Fishing port with fish and cement industry.


Akureyri [ akyre ː r], second largest city of Iceland, in the north of the island at Eyjafjörður, in the metropolitan area (2019) 18 800 residents.

Commercial and fishing port with fish processing, brewery; University; Botanical garden, museums; Church (1940).

Akureyri has had town charter since 1786.


Keflavík [ kjεblavi ː k], former city in southwestern Iceland, on the Reykjanes peninsula in the Faxabucht, in the metropolitan area (2019) 18 800 residents.

Fishing port with manufacturing industry; international airport, American during the Second World War and by lease since 1946, NATO air base since 1951. Part of Reykjanesbær Municipality since 1994.


Reykjavík [ rεjkjavi ː k; Icelandic, = smoke bay], capital and most important port of Iceland, with (2019) 128,800 residents, located on the always ice-free Faxa Bay in the west of the island.

Almost two thirds of the total population of Iceland live in the Reykjavík metropolitan area. With a university, art academy, national theater and museums, the city is the country’s leading cultural center. The economy is driven by commerce, banking, technology companies, and fish processing.
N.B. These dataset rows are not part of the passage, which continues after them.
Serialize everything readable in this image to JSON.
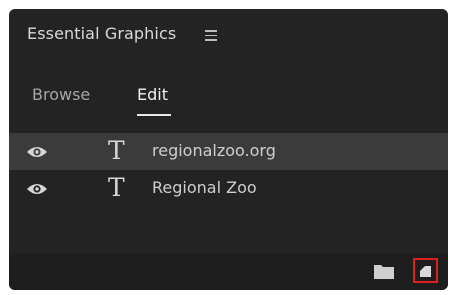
{
  "panel": {
    "title": "Essential Graphics",
    "menu_icon": "hamburger-menu-icon"
  },
  "tabs": [
    {
      "label": "Browse",
      "active": false
    },
    {
      "label": "Edit",
      "active": true
    }
  ],
  "layers": [
    {
      "name": "regionalzoo.org",
      "type_glyph": "T",
      "visible": true,
      "selected": true
    },
    {
      "name": "Regional Zoo",
      "type_glyph": "T",
      "visible": true,
      "selected": false
    }
  ],
  "footer": {
    "folder_icon": "folder-icon",
    "new_item_icon": "new-item-icon"
  },
  "colors": {
    "panel_bg": "#232323",
    "selected_row": "#3b3b3b",
    "footer_bg": "#1e1e1e",
    "highlight_box": "#e02020"
  }
}
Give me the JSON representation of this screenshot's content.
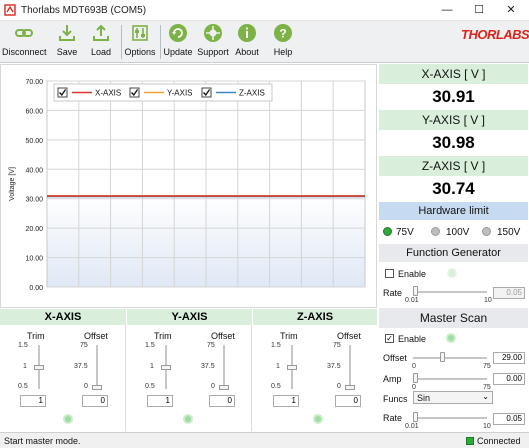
{
  "window": {
    "title": "Thorlabs MDT693B (COM5)"
  },
  "toolbar": {
    "disconnect": "Disconnect",
    "save": "Save",
    "load": "Load",
    "options": "Options",
    "update": "Update",
    "support": "Support",
    "about": "About",
    "help": "Help",
    "logo": "THORLABS"
  },
  "chart_data": {
    "type": "line",
    "ylabel": "Voltage [V]",
    "ylim": [
      0,
      70
    ],
    "yticks": [
      "0.00",
      "10.00",
      "20.00",
      "30.00",
      "40.00",
      "50.00",
      "60.00",
      "70.00"
    ],
    "series": [
      {
        "name": "X-AXIS",
        "color": "#d8342a",
        "y": 30.91,
        "checked": true
      },
      {
        "name": "Y-AXIS",
        "color": "#f0a030",
        "y": 30.98,
        "checked": true
      },
      {
        "name": "Z-AXIS",
        "color": "#3a86c8",
        "y": 30.74,
        "checked": true
      }
    ]
  },
  "readouts": [
    {
      "label": "X-AXIS [ V ]",
      "value": "30.91"
    },
    {
      "label": "Y-AXIS [ V ]",
      "value": "30.98"
    },
    {
      "label": "Z-AXIS [ V ]",
      "value": "30.74"
    }
  ],
  "hardware_limit": {
    "title": "Hardware limit",
    "options": [
      "75V",
      "100V",
      "150V"
    ],
    "selected": "75V"
  },
  "function_generator": {
    "title": "Function Generator",
    "enable_label": "Enable",
    "enabled": false,
    "rate_label": "Rate",
    "rate_min": "0.01",
    "rate_max": "10",
    "rate_value": "0.05",
    "rate_level": 0.0
  },
  "master_scan": {
    "title": "Master Scan",
    "enable_label": "Enable",
    "enabled": true,
    "offset_label": "Offset",
    "offset_min": "0",
    "offset_max": "75",
    "offset_value": "29.00",
    "offset_level": 0.39,
    "amp_label": "Amp",
    "amp_min": "0",
    "amp_max": "75",
    "amp_value": "0.00",
    "amp_level": 0.0,
    "funcs_label": "Funcs",
    "funcs_value": "Sin",
    "rate_label": "Rate",
    "rate_min": "0.01",
    "rate_max": "10",
    "rate_value": "0.05",
    "rate_level": 0.0
  },
  "axes": [
    {
      "title": "X-AXIS",
      "trim_label": "Trim",
      "offset_label": "Offset",
      "trim_ticks": [
        "1.5",
        "1",
        "0.5"
      ],
      "offset_ticks": [
        "75",
        "37.5",
        "0"
      ],
      "trim_value": "1",
      "offset_value": "0",
      "trim_level": 0.5,
      "offset_level": 0.0
    },
    {
      "title": "Y-AXIS",
      "trim_label": "Trim",
      "offset_label": "Offset",
      "trim_ticks": [
        "1.5",
        "1",
        "0.5"
      ],
      "offset_ticks": [
        "75",
        "37.5",
        "0"
      ],
      "trim_value": "1",
      "offset_value": "0",
      "trim_level": 0.5,
      "offset_level": 0.0
    },
    {
      "title": "Z-AXIS",
      "trim_label": "Trim",
      "offset_label": "Offset",
      "trim_ticks": [
        "1.5",
        "1",
        "0.5"
      ],
      "offset_ticks": [
        "75",
        "37.5",
        "0"
      ],
      "trim_value": "1",
      "offset_value": "0",
      "trim_level": 0.5,
      "offset_level": 0.0
    }
  ],
  "status": {
    "message": "Start master mode.",
    "connection": "Connected"
  },
  "colors": {
    "accent_green": "#2fa83c",
    "header_green": "#d9efdc",
    "header_blue": "#c6dbf1",
    "logo_red": "#d7261e"
  }
}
The cityscape is characterized by relatively young buildings; The landmark is the 74.5 m high Hallgrimskirkja Church (consecrated in 1986). A special feature of the city is that it is heated with natural hot water, some of which is taken from over 300 wells near Reykjavík.

Iceland Country Overview